West Virginia Prenuptial Agreement: Is It Worth It?
Many states have different regulations governing divorce proceedings. Some states follow a 50/50 distribution format, where couples split their assets equally. Others like West Virginia allow spouses to make a prenuptial agreement before marriage.
Most couples do not prefer prenuptial agreements for fear of triggering a divorce. But premarital contracts can be efficient planning tools when contemplating marriage.
Here’s what a West Virginia Prenuptial agreement entails.
What Is a Prenuptial Agreement?
A prenuptial agreement is a formal contract between prospective couples highlighting how they'll handle property division or alimony during a divorce. While signing the agreement, spouses can commit to a predefined format that reasonably serves the right of each couple.
Benefits of a Prenuptial Agreement in West Virginia
A prenup is an essential safeguard for your property and assets such as real estate, retirement benefits, and business proceedings. If you divorce or separate, every asset designated as “separate property” will be free of financial liability when sharing property.
A prenup can also help you handle debts and protect your assets from rogue creditors. Your future spouse may have brought debts from bank loans, credit cards, and study loans into your marriage. You can set a financial boundary barring creditors from implicating you in debt by signing a prenup.
That doesn't mean you can't help your spouse pay the debt. You can determine how much of your income goes to the debt burden in a prenup.
A prenuptial agreement also comes in handy for spousal support. You can include an alimony clause limiting how much you'll pay for spousal support and how long after a divorce. Similarly, you can exclude alimony from the agreement based on mutual understanding.

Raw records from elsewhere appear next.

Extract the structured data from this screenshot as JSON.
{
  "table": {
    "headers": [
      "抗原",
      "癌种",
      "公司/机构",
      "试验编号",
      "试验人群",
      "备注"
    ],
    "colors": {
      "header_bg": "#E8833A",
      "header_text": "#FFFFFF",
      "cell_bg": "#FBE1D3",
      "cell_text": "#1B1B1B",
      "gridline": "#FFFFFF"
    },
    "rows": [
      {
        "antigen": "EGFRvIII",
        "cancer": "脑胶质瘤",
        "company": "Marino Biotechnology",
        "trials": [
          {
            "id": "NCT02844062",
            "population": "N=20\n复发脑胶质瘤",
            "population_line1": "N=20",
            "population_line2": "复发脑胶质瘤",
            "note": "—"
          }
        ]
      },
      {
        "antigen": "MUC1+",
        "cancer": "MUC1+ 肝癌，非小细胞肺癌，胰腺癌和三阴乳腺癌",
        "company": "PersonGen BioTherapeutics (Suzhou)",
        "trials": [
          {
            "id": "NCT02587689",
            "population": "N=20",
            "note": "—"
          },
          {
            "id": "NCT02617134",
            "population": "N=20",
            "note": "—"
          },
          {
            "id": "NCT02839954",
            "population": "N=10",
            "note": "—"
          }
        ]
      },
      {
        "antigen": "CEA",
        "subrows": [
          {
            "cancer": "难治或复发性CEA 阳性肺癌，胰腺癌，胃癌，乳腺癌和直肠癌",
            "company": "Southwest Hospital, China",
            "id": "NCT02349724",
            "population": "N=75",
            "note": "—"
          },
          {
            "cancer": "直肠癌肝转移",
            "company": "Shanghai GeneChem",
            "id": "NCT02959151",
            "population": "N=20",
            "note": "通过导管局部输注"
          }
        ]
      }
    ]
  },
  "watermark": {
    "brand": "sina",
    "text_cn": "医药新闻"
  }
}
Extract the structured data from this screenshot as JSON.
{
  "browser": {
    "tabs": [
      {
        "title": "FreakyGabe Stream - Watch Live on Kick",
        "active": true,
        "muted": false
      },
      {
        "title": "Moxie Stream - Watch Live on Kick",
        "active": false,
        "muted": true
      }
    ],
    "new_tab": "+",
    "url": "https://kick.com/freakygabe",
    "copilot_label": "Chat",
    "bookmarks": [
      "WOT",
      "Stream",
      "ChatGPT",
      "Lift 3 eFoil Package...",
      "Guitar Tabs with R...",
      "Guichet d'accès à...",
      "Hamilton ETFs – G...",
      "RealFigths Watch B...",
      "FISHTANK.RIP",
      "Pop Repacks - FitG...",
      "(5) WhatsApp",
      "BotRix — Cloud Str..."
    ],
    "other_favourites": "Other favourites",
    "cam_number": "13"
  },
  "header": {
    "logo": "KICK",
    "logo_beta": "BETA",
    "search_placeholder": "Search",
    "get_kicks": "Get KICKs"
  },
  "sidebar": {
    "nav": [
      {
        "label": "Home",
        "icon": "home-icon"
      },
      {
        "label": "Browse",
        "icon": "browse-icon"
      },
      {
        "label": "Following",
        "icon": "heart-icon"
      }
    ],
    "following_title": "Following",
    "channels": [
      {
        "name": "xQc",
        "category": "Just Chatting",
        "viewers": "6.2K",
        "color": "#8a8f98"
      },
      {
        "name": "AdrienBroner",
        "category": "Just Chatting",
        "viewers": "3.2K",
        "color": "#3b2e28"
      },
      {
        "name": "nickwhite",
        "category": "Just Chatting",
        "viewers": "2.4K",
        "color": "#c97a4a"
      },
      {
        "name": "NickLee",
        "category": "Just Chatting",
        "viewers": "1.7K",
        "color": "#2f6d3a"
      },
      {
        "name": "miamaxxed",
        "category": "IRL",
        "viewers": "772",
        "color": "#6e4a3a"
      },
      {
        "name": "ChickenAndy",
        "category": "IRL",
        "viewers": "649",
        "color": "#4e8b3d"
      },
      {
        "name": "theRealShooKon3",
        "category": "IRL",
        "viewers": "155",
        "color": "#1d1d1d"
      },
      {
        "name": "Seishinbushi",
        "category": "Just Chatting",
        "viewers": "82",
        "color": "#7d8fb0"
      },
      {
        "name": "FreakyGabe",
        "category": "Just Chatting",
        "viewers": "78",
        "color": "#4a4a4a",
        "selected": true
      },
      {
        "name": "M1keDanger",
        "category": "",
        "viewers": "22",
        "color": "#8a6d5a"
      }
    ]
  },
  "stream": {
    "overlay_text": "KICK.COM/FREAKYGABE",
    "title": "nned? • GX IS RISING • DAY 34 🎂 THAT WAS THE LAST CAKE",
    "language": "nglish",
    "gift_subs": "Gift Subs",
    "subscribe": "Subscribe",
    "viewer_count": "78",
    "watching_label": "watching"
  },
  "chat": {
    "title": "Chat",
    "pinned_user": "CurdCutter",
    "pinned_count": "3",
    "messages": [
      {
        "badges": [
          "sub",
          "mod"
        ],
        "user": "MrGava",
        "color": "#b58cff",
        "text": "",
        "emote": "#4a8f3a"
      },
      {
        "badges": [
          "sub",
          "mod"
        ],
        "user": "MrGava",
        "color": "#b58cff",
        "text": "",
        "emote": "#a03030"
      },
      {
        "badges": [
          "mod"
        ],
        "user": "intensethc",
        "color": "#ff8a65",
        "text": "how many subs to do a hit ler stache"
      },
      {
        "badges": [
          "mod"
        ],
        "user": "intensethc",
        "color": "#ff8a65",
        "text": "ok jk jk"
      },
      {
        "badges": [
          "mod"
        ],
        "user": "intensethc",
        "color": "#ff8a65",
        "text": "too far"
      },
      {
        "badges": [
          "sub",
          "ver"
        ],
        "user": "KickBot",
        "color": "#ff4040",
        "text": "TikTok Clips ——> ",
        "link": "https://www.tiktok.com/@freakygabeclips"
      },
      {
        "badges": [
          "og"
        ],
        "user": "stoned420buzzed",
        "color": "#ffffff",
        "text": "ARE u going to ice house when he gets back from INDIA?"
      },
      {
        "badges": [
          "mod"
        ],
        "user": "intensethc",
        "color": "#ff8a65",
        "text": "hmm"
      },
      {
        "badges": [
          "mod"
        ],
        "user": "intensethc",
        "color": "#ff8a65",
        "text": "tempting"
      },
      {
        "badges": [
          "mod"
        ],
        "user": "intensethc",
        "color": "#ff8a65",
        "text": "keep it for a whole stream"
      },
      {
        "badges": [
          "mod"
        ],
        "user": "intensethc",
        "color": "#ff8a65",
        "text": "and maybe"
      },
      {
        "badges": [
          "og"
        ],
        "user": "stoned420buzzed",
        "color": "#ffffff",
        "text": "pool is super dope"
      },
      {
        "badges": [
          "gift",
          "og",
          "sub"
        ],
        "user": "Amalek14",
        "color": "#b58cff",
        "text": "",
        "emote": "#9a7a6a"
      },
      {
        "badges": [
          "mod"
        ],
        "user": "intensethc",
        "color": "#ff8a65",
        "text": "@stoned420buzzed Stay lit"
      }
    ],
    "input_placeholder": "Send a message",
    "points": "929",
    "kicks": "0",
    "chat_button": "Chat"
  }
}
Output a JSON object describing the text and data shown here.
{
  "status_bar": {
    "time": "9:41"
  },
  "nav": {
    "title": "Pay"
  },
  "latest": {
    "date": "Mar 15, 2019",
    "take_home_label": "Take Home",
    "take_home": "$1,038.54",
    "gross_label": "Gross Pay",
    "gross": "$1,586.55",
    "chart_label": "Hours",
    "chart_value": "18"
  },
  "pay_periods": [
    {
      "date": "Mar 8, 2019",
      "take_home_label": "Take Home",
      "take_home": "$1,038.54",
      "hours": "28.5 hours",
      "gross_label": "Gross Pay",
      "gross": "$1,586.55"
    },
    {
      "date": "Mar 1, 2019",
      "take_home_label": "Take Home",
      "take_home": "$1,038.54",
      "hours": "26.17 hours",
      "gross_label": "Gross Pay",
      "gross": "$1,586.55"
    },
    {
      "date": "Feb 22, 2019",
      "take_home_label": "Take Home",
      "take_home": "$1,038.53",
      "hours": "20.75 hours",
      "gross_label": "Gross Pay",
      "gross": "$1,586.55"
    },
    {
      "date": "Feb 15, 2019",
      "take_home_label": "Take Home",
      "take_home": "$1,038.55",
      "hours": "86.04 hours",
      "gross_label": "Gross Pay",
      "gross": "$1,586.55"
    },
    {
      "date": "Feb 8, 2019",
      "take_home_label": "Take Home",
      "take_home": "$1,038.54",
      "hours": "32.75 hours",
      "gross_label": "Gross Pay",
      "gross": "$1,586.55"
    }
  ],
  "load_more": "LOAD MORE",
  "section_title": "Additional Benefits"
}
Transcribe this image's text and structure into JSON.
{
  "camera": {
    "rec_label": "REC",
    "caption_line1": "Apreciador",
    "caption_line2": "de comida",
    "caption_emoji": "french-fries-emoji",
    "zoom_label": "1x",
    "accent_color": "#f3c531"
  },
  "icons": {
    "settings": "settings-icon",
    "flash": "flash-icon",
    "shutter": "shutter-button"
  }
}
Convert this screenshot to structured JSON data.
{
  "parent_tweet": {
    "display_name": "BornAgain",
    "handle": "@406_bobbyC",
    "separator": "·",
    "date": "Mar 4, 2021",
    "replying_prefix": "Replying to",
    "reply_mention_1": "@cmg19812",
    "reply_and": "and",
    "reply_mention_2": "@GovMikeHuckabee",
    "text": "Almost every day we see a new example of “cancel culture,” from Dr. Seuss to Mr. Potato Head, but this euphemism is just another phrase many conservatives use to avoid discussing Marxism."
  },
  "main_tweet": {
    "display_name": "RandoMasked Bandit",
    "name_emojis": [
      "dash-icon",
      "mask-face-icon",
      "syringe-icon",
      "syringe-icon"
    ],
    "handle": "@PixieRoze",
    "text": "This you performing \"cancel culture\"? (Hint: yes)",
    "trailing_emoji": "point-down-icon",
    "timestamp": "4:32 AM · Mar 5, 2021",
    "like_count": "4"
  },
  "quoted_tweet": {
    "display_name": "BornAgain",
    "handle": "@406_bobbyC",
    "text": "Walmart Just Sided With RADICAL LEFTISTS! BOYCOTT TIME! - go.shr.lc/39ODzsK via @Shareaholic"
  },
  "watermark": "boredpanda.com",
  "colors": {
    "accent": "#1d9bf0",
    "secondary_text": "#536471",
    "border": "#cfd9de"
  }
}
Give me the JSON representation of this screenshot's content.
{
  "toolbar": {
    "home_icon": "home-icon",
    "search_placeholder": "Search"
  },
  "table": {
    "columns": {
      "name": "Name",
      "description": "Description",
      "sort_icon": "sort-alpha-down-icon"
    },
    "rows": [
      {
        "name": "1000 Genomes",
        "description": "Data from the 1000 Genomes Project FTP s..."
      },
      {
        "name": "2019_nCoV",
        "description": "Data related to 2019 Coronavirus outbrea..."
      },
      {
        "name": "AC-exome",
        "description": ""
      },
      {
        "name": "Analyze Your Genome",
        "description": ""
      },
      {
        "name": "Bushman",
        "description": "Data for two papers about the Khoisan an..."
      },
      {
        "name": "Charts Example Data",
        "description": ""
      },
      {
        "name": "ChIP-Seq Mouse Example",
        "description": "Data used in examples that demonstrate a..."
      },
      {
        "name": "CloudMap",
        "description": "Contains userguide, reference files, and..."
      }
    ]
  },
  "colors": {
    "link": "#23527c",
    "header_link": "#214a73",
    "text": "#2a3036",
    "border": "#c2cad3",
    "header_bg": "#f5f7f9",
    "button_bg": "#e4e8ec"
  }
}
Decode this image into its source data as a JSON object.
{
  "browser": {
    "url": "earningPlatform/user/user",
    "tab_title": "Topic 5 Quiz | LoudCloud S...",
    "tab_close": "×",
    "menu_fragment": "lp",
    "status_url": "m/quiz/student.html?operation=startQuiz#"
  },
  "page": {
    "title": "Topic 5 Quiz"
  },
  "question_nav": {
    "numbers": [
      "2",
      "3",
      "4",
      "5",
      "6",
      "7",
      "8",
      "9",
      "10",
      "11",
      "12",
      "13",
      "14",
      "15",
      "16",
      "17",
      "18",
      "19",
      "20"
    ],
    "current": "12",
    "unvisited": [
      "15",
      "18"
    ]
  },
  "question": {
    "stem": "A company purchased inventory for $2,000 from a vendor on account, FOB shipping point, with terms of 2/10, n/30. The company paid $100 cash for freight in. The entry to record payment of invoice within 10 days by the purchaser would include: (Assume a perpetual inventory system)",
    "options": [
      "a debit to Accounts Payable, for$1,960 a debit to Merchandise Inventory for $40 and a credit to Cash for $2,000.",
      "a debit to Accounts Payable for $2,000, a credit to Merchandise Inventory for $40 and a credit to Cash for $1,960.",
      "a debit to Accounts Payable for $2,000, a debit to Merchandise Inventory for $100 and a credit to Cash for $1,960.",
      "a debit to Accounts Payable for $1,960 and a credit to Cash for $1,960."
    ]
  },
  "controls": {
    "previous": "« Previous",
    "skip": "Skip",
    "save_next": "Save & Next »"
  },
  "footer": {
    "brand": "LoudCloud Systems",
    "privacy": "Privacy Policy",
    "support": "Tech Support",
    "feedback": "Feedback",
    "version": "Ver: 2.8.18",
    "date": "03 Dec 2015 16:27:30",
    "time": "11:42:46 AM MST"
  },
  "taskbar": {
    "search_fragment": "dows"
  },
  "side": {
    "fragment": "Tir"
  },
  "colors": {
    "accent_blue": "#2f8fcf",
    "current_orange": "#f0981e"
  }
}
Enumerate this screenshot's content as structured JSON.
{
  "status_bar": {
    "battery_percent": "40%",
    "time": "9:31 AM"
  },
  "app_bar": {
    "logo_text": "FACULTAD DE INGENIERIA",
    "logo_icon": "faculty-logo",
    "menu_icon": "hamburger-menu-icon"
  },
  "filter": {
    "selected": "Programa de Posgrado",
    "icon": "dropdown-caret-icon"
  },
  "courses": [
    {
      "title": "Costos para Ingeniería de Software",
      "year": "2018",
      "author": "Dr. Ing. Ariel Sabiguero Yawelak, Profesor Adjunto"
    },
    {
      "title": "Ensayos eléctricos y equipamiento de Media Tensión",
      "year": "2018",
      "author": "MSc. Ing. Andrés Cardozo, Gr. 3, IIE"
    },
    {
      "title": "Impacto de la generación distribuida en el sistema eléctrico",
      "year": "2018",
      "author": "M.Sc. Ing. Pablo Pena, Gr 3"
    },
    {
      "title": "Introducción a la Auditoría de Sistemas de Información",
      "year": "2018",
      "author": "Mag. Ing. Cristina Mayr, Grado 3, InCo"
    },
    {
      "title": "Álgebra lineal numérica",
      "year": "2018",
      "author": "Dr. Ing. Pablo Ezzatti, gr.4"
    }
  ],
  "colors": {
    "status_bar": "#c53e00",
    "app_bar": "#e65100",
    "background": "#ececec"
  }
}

However, the terms should be reasonably fair to your spouse when defining alimony. Thus, eliminating spousal support shouldn’t subject your spouse to financial dependence.
A prenup also helps address the question of children and inheritance, especially if you’ve been married before. When you reserve an inheritance for your children, you can designate their inheritance as separate property when entering a second marriage. If you divorce later, the courts will uphold your children’s right to their inheritance.
What Does a Premarital Agreement Cover?
A prenup broadly covers the general aspects of property ownership and management. The agreement may protect real estate, family inheritance, bank accounts, stock holdings, cars, and business investments.
A prenup also defines the following essential elements:
- Your rights to separate property owned in any location
- Your rights to use, manage, lease, transfer, or control the marital property
- Your rights to spousal support if you divorce
- Your rights to choice of law when you divorce
- Other valid and lawful agreements form part of the contract
Is a Prenup Enforceable in West Virginia?
West Virginia is among the few states that have NOT adopted the Uniform Premarital Agreement Act. However, under West Virginia Code, chapter 48, prenuptial agreements are legally binding and enforceable
As courts may void oral agreements, you should present a written and duly signed contract to have a valid prenup in West Virginia.
The signing of a prenup in West Virginia should be voluntary, without coercion or manipulation. Thus, you should have sufficient time to review the document and understand it before signing. A good practice is to have separate legal representation from attorneys who will help you understand the contract.
A valid prenup in West Virginia should also fully disclose financial information from both spouses. If you fail to declare assets, liabilities, and financial obligations, a court may void the agreement.
Remember to download a prenuptial agreement form for West Virginia from our website.